There are currently 15 countries with interest rates lower than 1%, and more than half of those are negative. In the US, despite 10-year Treasury yields moving 40 bps higher since the beginning of September, rates are still historically low. And if the economy slows more than expected, they may move down again. What could these low interest rates mean for your investments?
Low Rates Affect Investments Differently
Low-interest rates hurt some asset classes, while others benefit. Bonds tend to have lower yields as rates fall, which detracts from their attractiveness. Cash, similarly, is less desirable in a declining rate environment. But that may be the point when some central banks adopt low rates—to encourage businesses to invest rather than hold cash.
Stocks, on the other hand, generally move higher. That’s because companies can grow their businesses by borrowing cheap money. Asset prices also increase because individuals tend to have more money to spend in a low-rate environment, increasing demand, which often pushes prices higher. Private market investments benefit from low rates, too—in some cases, more than public equities.
Private Markets Can Take Advantage of Low Rates…
Private equity (PE) funds take ownership stakes in the companies in which they invest. So, just like public equity investors, they gain from a company’s ability to use low-cost capital to fund business growth. But private equity can also take advantage of low rates during an acquisition or to kick off an expansion strategy. If debt is used to finance an acquisition—either wholly or in part—then when rates are low, the overall cost of financing an acquisition will be less, and PE funds will benefit. However, funds cannot fall into the trap of paying up for an asset because they have cheap money at their disposal. Rather, they are challenged by maintaining price discipline and not being over reliant on low-cost debt financing to justify a higher overall purchase price. When a fund exits their position in a company—either through a sale or initial public offering—they may generate a stronger profit since they purchased the company cheaply, if they remained disciplined (Display).
Private real estate funds have a similar dynamic. They can buy existing or develop new properties using low-cost debt and finance improvements to the properties at the discounted rate. These improvements generally lead to increased occupancy and the ability to charge higher rents, driving more robust cash flow. When the property is disposed of, the high occupancy and history of stable rents generally drive up the sale price.
…But Don’t Need Them to Succeed

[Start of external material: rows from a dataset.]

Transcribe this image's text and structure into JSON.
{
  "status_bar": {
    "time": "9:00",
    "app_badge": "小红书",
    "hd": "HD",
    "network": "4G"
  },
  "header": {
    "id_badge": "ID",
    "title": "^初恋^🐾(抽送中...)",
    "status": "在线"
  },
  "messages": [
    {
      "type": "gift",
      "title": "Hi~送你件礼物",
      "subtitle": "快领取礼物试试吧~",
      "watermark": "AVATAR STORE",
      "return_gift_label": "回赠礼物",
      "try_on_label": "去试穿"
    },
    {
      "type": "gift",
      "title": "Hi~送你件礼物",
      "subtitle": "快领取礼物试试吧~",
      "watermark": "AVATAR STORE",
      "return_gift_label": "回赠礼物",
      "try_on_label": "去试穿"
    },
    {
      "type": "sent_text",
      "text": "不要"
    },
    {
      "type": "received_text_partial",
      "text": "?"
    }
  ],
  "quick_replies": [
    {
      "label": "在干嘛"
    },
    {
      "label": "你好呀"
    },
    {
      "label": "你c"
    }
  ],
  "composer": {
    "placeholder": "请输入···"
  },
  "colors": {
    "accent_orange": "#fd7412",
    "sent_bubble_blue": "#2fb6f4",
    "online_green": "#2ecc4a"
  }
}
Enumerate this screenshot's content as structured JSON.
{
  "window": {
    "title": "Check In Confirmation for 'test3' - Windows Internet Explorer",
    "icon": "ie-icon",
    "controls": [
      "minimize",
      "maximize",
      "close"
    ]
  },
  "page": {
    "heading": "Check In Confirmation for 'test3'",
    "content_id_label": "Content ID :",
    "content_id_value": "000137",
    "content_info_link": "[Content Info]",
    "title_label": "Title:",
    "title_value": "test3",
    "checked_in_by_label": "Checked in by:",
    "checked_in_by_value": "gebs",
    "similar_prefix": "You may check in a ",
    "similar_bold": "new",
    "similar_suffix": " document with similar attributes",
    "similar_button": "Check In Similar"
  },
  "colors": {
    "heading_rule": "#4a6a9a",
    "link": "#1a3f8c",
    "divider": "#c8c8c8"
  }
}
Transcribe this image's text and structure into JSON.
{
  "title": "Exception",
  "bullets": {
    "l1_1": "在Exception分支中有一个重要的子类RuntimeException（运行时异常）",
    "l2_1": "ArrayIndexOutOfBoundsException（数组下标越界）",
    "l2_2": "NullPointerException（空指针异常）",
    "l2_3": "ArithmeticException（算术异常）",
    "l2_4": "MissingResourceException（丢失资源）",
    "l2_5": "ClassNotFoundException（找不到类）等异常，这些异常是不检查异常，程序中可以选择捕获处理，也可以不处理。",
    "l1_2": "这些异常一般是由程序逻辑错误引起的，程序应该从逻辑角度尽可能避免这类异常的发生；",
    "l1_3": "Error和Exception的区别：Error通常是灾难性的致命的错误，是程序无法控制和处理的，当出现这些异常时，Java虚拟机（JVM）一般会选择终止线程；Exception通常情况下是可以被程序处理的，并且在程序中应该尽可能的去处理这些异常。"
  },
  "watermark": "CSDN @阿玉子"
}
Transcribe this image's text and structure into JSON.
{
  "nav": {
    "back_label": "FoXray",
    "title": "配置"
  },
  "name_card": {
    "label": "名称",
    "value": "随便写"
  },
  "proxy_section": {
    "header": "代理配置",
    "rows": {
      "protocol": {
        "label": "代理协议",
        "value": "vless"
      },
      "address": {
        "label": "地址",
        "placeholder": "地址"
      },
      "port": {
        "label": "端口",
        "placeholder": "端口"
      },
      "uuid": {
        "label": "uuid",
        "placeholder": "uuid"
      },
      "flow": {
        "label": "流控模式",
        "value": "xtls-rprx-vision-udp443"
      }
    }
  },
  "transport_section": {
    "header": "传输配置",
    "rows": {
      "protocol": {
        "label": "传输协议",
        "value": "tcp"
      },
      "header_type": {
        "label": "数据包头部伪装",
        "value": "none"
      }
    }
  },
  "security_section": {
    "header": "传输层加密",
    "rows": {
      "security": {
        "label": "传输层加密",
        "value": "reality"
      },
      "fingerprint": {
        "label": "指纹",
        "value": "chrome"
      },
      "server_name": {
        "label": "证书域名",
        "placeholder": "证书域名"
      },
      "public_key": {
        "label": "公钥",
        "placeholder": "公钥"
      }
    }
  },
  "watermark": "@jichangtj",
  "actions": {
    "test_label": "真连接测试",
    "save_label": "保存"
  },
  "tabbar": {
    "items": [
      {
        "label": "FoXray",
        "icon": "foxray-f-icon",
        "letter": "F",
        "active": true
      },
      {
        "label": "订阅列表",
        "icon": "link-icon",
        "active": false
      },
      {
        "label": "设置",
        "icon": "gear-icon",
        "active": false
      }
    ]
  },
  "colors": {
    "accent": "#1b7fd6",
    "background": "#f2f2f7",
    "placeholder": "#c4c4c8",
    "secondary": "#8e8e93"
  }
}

When rates do rise—as they inevitably will at some point—private markets, importantly, can still do well. At times, private market investors can offset the higher cost of borrowing in rising rate environments by obtaining assets at lower prices. That’s because sellers can become nervous that they won’t be able to dispose of their asset in a timely manner, so they may lower their asking price.
Additionally, private market funds do not rely singularly on debt leverage as their main source of generating above-market returns. Their primary source of returns comes from business growth, product or service transformations, or operational improvements, which are largely unaffected by the level of interest rates.
Lastly, because they are long-term in nature, and able to withhold making investments when the market is unfavorable, private funds can be disciplined and intentional in how they allocate capital to capture the greatest amount of upside over the fund’s life.
‘Chasing Capital’ Pushes Valuations
Low-interest rates can also be problematic. At times investors will swap investments that get hurt in low-rate environments with ones that do well. Especially if they have a similar risk profile. This substitution can flood certain asset classes with capital all at once. Today we see signs of this in the hunt for yield in public equity markets.
Large quantities of capital can also increase competition for assets in the private markets and cause prices to soar. ‘Chasing capital’ can result in expensive PE and real estate deals. If funds cannot find deals that are undervalued or rationally priced, they will end up overpaying for assets, which would likely cut into profits, or if the market turns down, result in losses.
But for funds looking to exit an investment, an oversupply of capital can be a positive. Since investors tend to bid up prices when there is a lot of money chasing a few opportunities, sellers have the advantage. Think of a home seller. If there are several buyers interested, the price of the home tends to get bid up. The value of the house did not change, but competition raised the price. This same phenomenon happens in ‘hot’ markets. So when interest rates are low or declining, private market sellers can often achieve a higher than anticipated return.
Discipline Is Key
Central banks use monetary policy to spur economic growth. The intended consequence of low rates is to encourage companies to borrow inexpensive money and invest in their business. Private market investments can take advantage of this cheap money as well. But the downside to discounted money is it often comes in droves, ratchets up competition, and can push asset prices to unreasonable levels. So private investors need to maintain a disciplined process to see the benefits of the low-interest rates. And while they don’t need low rates to be successful, they won’t complain about them either!
The views expressed herein do not constitute research, investment advice or trade recommendations and do not necessarily represent the views of all AB portfolio-management teams.